Amede Ardoin was one of the first African-American accordionists to make a "French" record. He was a popular performer and creative improvisational singer, respected by blacks and whites alike. His vocal and playing styles have influenced most Cajun and Creole musicians since then. He recorded many sides, with Dennis McGee on fiddle, and later in the mid-1930s on his own.1 Based on the slower Angelas Lejeune's "La Valse Du Texas", Ardoin took the slow tempo waltz and created a fast-paced two-step from the melody.

Oh, toi, catin, ô tous mes parents,
Oh, moi, je connais, ça veut pas me voir chez toi.

Oh, toi 'tite fille, comment ça se fait avec toi,
Tu me fais tant de la misère sans jamais je t'ai rien fait,
Oh, je m'en vas en quelque part, ouais, pour mon je te voir,
Ouais, pour moi, je te voir, mais, tes parents veulent pas que mon je te vois.

Oh, ye yaille, toi, catin, ça peut passer,
Tu sais, chez ma marraine, moi, j’avoir au moins 5 sous,
Oh, moi, je m'en vas, ô, j'ai pas d'argent,
Oh, mon papa et ma maman m'en a pas donné.

Oh, ye yaille, catin, éoù c'est je vas aller,
Oh, pour mon te voir toutes les heures dimanche matin,
Oh, moi, j'allais, là-bas éoù toi, t'etais,
Moi, je m'aperçois, mais, ta maman veut pas me voir.
Amede Ardoin

In 1934, record mogul, Jack Kapp, who had recently left Brunswick Records that year, quietly pulled some of their previous recording artists to record for a new label named Decca.  He convinced former Brunswick artists such as Bing Crosby, the Mills Brothers, Guy Lombardo and Amede Ardoin to sign with the fledgling label.  During a solo trip to New York City, Kapp invited both the Falcons and Ardoin to their main studio where Ardoin waxed the quick paced song, "Le Midland Two Step" (#17003) as an ode to the small farming community in Acadia Parish.   In an agriculturally-dominated society, if one wasn't farming, they were considered lazy.   Fiddle player Canray Fontenot and his father remembered growing up playing music with Amede.  
Amede, he was the lazy type of man. He was the baby of the family.  He didn't like to work. He was always playing. He'd go somewhere if he knew someone was making a big boucherie, he go over there and sit down with his accordion, and play there.  They'd feed him, maybe give him a piece of meat to take home to give to one of his brothers.2     

Oh, you little doll, oh, my parents,
Oh, I know, they don't want to see me at your place.

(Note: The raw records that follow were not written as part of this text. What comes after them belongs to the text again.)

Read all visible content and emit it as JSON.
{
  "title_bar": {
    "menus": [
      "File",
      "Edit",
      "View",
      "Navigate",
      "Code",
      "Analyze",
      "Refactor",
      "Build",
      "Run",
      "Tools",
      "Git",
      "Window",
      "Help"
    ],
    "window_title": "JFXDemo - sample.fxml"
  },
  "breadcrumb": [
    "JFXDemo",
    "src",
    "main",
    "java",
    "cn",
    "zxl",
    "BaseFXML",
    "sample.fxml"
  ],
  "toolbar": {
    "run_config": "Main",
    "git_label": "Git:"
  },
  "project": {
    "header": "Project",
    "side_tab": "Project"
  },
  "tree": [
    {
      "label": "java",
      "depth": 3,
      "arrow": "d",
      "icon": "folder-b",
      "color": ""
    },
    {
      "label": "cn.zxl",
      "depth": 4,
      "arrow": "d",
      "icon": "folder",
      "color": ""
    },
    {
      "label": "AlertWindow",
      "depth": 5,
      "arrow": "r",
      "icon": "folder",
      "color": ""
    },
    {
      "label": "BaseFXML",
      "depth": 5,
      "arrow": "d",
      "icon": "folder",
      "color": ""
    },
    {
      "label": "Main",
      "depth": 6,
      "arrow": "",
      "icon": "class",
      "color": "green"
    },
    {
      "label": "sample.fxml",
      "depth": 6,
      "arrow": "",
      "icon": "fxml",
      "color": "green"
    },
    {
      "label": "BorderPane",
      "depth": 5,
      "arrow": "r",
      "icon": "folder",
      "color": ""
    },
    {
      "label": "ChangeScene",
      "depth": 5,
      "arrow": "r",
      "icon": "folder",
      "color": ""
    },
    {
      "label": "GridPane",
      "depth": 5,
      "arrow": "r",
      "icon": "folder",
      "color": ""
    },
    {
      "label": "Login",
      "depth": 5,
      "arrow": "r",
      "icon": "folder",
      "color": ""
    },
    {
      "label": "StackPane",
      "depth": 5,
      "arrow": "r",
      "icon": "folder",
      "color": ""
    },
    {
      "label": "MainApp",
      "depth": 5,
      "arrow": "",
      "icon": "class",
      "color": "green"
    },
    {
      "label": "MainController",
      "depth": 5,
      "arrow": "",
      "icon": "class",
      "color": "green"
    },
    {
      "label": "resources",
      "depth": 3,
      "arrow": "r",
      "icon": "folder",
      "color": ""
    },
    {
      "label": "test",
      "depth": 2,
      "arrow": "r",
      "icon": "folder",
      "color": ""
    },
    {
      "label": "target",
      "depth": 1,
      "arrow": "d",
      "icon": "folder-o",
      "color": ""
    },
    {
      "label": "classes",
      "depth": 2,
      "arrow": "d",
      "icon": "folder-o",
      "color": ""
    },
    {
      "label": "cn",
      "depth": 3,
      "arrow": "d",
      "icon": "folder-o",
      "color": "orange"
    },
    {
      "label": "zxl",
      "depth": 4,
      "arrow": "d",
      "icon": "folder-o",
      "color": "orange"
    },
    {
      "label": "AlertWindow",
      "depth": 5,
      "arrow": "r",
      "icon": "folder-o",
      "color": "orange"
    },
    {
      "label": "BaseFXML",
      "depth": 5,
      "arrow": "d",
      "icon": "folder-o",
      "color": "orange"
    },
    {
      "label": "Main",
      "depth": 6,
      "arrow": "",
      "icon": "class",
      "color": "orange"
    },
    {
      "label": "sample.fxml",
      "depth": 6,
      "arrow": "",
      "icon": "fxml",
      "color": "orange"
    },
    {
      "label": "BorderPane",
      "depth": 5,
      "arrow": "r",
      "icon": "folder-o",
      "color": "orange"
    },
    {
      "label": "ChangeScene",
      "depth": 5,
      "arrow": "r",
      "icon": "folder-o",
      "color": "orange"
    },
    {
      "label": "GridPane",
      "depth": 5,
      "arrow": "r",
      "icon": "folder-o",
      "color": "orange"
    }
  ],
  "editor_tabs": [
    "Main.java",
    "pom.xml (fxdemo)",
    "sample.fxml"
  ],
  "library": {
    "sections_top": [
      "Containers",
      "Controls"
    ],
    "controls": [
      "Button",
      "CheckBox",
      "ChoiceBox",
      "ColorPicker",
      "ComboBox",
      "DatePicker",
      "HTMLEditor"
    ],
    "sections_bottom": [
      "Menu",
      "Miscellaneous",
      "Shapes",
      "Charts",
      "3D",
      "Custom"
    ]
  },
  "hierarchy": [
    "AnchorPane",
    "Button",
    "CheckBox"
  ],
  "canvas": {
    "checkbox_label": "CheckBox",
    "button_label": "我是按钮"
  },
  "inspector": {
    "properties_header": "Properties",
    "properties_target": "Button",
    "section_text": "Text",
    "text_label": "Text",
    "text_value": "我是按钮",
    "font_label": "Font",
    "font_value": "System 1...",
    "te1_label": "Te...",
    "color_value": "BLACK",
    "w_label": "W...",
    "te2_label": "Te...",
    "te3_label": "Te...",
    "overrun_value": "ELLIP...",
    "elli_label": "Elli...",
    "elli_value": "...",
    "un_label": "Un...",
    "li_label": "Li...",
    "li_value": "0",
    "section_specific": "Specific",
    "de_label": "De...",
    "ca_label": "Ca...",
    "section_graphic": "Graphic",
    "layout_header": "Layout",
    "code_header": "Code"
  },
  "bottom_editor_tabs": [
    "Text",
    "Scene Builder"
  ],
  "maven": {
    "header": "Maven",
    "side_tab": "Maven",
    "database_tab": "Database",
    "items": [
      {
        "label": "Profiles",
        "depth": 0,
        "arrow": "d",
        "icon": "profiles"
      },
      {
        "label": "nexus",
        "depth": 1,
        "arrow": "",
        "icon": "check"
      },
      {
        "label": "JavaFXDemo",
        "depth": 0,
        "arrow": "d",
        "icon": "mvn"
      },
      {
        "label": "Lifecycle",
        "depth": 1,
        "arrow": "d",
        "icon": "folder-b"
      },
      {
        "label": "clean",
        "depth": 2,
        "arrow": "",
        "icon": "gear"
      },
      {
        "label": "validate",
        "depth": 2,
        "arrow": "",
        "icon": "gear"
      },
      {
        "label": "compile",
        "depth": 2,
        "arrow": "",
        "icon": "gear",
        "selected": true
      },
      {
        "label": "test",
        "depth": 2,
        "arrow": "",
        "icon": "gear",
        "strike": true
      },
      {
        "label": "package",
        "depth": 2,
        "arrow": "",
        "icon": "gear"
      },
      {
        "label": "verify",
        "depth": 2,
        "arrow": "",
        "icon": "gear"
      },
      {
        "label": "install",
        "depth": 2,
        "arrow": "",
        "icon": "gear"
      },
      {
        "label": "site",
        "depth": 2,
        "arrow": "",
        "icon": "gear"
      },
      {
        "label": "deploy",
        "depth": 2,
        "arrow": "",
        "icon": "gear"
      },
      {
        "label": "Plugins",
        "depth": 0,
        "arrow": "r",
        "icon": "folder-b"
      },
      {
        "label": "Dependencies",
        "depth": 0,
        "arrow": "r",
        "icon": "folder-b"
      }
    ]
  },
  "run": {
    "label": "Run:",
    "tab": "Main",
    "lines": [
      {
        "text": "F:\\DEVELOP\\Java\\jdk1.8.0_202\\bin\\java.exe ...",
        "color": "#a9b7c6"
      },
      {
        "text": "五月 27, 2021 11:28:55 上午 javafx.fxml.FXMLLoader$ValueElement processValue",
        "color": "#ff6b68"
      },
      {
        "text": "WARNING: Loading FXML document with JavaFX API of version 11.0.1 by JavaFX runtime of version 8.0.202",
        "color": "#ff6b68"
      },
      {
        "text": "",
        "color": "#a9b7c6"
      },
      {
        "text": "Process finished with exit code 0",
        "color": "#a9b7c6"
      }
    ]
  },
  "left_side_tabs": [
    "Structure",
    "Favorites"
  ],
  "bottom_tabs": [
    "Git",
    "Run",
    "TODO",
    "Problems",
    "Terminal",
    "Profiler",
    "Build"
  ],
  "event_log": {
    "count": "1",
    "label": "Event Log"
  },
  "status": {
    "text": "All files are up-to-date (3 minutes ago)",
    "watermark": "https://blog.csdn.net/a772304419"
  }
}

Oh, you little girl, why have you done that?
You've made me so miserable without ever doing anything to you,
Oh, I'm going to go somewhere, yeah, so I can see you,
Yeah, so I can see you, however, your parents do not want me to see you.

Oh, ye yaille, you little doll, that passes by,
You know, at my godmother's place, I have at least five cents.
Oh, I'm going away, oh, I have no money,
Oh, my dad and my mom did not give me any.

Oh, ye yaille, little doll, where am I going to go?
Oh, for I see you all the time on Sunday mornings,
Oh, I'm going to go over there, where you were,
I realize, well, your mother does not want to see me.

  1. J'ai Ete Au Bal Vol. 1.  Arhoolie CD 331.  Liner notes.
  3. Lyrics by Marc C
Release Info:
39196-B Le Midland Two Step (The Midland Two Step) | Decca 17003 A
39204-A Valse De Mon Vieux Village (My Old Home Town Waltz) | Decca 17003 B

I'm Never Comin' Back: The Roots of Zydeco (Arhoolie, 1995)
CAJUN-Rare & Authentic (JSP, 2008)
Mama, I'll Be Long Gone : The Complete Recordings of Amede Ardoin, 1929-1934 (Tompkins Square, 2011)